For Christians, our image of masculinity should always be Jesus, not some plaid-shirted lumberjack or ripped athlete. Jesus exemplifies some of the virtues those drawn to the traditional male admire, such as strength and courage. However, he also subverts our worldly expectations about each of them. He defeats His enemies by dying for them and provides for His bride the church by sacrificing Himself. His strength is directed toward healing hurts and pursuing righteousness. His courage is exemplified in His fearless self-denial for the glory of His Father. Inasmuch as our picture of the traditional male overlaps with this picture we can applaud it, but inasmuch as it pushes us in other directions (and it necessarily will), it must be opposed as a wicked perversion. Such is true of any creation of the sinful human heart.

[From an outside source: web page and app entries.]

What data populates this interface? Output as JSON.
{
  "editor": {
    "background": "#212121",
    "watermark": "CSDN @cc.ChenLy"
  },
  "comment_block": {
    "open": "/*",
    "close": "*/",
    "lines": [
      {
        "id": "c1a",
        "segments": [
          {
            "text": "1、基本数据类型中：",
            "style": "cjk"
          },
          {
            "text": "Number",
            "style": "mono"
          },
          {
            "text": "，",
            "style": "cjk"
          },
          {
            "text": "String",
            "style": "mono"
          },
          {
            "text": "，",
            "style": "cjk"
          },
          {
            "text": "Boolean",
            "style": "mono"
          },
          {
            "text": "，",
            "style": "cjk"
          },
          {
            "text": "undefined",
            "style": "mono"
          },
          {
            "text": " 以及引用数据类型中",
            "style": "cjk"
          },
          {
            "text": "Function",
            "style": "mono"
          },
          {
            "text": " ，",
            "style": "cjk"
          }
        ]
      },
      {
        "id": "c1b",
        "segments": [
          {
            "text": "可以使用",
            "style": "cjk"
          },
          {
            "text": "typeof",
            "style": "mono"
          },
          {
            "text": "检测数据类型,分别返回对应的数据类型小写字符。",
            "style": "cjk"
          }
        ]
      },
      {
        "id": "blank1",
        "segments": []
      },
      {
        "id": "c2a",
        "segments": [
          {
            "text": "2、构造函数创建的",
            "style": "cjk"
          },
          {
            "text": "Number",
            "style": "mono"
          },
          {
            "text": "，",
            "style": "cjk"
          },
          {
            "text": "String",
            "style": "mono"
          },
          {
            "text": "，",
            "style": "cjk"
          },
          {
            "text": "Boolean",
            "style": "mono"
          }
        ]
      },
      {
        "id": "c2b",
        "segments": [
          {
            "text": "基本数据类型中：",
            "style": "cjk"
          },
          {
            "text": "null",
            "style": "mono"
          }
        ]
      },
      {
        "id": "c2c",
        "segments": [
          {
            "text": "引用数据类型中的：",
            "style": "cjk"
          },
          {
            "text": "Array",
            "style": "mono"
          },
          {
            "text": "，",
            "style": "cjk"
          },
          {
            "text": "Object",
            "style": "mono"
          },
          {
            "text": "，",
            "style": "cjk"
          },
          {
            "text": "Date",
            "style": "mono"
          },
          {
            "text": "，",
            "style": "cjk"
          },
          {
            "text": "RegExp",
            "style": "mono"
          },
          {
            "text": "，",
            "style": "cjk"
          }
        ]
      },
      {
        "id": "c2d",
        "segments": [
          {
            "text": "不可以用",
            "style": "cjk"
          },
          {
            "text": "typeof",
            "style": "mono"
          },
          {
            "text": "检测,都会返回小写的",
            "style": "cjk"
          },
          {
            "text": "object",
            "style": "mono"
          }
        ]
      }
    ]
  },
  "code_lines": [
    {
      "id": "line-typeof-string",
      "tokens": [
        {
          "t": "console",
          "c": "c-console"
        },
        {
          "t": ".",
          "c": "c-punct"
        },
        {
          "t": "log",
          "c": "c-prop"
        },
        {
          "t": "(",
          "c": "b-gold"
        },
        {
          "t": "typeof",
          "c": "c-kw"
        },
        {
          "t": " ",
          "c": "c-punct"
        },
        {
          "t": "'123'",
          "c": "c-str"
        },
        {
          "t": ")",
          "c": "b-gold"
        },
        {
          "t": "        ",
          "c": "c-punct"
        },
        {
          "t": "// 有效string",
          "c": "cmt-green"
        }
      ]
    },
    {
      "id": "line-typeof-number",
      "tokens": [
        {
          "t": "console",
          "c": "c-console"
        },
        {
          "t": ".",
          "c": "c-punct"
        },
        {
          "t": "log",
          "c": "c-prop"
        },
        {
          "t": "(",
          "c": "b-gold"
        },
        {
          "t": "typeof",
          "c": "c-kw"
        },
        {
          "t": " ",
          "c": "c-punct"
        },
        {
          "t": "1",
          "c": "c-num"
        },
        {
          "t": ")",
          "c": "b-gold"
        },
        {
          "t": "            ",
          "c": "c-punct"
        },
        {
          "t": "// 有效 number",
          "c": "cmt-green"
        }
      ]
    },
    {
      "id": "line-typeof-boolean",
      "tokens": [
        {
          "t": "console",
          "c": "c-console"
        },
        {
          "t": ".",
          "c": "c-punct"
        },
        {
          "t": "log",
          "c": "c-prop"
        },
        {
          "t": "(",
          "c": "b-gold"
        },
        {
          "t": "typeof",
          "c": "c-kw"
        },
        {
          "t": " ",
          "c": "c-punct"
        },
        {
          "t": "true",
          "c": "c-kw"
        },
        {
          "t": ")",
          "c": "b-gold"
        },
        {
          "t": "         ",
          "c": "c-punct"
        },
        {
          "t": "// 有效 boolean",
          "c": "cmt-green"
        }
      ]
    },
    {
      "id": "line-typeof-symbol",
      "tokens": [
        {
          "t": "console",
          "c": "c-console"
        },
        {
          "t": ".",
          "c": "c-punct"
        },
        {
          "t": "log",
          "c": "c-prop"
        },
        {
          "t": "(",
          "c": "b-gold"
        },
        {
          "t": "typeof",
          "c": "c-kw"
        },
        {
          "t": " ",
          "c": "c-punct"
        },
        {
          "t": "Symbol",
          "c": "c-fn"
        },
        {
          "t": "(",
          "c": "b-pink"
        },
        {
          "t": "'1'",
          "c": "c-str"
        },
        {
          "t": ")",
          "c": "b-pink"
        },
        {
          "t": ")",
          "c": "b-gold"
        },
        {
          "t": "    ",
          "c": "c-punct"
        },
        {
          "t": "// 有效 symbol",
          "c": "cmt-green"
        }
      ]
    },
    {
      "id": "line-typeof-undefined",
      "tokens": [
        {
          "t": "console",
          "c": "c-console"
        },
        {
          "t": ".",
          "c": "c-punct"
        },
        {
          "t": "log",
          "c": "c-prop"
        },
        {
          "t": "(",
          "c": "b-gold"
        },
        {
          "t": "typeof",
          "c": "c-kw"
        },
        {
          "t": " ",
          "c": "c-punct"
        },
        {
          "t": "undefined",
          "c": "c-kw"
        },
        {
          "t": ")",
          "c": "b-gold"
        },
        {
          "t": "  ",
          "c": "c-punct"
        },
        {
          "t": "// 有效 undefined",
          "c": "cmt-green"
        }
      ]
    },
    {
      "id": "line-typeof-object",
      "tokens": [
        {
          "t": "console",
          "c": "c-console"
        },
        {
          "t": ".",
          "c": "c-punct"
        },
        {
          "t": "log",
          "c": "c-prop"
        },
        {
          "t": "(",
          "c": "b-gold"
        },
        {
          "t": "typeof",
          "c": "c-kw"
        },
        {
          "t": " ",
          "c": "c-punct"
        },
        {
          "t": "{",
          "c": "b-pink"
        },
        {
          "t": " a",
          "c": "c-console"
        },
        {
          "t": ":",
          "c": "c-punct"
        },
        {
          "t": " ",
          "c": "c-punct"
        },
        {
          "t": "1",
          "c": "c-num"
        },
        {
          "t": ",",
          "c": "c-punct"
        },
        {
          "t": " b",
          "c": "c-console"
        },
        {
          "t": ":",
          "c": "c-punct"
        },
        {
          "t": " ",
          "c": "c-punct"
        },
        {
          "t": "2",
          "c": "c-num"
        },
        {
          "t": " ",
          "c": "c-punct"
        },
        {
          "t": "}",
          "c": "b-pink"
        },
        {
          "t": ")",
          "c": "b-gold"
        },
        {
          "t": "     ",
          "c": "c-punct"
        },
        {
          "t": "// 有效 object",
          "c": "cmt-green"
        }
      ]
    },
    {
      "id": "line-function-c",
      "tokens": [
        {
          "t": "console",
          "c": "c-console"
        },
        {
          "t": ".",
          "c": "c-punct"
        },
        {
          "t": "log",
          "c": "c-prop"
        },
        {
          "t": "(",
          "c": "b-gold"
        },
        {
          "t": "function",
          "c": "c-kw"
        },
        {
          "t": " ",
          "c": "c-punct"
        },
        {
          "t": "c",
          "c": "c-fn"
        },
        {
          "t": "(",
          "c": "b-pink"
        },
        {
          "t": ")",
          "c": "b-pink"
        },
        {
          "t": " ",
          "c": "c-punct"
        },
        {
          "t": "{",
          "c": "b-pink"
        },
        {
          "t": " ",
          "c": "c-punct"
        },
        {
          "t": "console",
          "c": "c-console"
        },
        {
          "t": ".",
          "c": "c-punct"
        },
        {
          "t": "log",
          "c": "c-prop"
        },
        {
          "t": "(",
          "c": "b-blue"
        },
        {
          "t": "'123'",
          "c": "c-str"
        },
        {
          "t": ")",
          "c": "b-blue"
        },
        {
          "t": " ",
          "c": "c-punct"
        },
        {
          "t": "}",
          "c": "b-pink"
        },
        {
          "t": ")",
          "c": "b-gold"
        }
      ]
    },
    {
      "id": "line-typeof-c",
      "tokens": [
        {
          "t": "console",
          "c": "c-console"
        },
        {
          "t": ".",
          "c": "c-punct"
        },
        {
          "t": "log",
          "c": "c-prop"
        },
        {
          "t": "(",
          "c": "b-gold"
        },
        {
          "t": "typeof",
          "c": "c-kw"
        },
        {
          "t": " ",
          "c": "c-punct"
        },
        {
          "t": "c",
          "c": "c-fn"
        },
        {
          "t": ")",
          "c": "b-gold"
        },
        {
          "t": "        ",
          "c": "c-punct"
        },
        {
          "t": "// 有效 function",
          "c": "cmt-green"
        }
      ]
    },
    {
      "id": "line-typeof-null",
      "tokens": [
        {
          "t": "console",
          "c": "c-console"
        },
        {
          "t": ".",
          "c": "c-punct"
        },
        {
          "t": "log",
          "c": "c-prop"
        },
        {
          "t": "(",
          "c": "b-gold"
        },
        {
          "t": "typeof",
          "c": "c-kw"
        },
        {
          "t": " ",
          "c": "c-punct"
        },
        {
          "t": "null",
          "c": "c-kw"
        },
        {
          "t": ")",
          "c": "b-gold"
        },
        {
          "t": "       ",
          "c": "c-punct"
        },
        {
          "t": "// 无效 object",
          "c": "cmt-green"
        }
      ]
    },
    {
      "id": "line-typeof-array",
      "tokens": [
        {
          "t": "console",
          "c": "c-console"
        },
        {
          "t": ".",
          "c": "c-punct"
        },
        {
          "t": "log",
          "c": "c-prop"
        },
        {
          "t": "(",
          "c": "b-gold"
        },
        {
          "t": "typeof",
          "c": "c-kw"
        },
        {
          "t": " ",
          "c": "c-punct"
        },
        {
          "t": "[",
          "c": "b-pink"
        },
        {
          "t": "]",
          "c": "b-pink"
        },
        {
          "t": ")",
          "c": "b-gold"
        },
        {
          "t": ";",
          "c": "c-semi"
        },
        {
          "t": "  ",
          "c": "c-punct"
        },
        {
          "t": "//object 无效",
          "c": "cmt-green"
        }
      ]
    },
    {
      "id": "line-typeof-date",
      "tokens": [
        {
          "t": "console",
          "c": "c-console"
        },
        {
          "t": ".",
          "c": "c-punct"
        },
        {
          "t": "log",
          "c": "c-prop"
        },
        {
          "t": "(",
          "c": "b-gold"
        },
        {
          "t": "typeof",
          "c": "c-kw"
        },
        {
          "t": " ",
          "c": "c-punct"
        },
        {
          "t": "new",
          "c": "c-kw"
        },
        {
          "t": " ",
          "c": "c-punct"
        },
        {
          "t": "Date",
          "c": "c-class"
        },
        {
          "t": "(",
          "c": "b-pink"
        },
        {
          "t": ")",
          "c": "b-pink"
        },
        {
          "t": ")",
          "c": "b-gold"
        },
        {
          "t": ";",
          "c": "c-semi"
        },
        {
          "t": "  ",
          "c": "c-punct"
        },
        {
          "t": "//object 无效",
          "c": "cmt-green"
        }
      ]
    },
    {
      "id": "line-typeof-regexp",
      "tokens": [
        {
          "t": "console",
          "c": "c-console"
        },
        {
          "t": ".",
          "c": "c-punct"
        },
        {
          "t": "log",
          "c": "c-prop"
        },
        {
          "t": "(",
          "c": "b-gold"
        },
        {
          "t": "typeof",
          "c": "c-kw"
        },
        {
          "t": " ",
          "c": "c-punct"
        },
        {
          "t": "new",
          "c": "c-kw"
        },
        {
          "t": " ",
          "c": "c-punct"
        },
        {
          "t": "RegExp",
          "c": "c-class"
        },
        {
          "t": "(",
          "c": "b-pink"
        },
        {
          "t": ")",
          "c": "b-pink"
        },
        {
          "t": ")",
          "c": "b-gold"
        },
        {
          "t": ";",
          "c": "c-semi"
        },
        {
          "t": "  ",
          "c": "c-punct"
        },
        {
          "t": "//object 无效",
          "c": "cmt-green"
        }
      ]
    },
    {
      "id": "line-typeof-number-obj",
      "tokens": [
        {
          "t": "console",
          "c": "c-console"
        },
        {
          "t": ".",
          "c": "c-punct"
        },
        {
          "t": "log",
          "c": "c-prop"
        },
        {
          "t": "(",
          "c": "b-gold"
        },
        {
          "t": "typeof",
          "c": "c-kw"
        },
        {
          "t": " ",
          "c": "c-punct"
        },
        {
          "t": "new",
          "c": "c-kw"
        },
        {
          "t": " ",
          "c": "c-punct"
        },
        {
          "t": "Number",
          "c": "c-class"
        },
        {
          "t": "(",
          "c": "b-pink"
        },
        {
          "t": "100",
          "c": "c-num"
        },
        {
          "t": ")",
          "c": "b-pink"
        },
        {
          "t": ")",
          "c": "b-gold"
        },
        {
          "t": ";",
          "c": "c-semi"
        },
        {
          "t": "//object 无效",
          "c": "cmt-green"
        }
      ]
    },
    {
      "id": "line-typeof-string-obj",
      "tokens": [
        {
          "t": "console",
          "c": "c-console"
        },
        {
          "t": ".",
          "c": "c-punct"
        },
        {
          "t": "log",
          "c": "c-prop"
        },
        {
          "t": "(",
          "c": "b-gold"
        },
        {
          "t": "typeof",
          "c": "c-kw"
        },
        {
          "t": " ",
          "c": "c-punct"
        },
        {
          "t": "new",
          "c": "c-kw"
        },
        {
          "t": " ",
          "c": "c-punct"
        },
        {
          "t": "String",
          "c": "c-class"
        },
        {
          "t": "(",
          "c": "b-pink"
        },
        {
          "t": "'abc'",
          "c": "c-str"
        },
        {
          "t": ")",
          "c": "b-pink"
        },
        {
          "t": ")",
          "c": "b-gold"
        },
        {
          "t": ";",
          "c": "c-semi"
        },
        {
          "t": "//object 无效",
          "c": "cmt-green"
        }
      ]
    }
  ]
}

At the same time, this is also why I wish some of my more progressive friends would spend less time attacking and more time reflecting for themselves on the positive example of Christ. I appreciate their concerns over the damaging ways a fallen view of masculinity has promoted evil, particularly violence against women. However, without Christ as our example, what ends up happening is that those attacking traditional masculinity end up enthusiastically pointing down a road to nowhere. As a consequence, they often end up exemplifying some of the same failings they seek to oppose. We must encourage Christlikeness in those we critique and in ourselves. Inasmuch as we attack a view we think is wrong without the gentleness, encouragement, humble self-dying and quick forgiving of Jesus, we are simply tearing down one destructive idol while erecting another.

Jesus challenges everyone. Jesus stands in opposition to all worldly powers. If we are Christians, we should expect such a constant challenge. It is only by letting our side, our cultural group, be shown as sinful that we can grow to be more like Him.

(Note: I've written on masculinity a few times before - you can find a few such articles here and here.)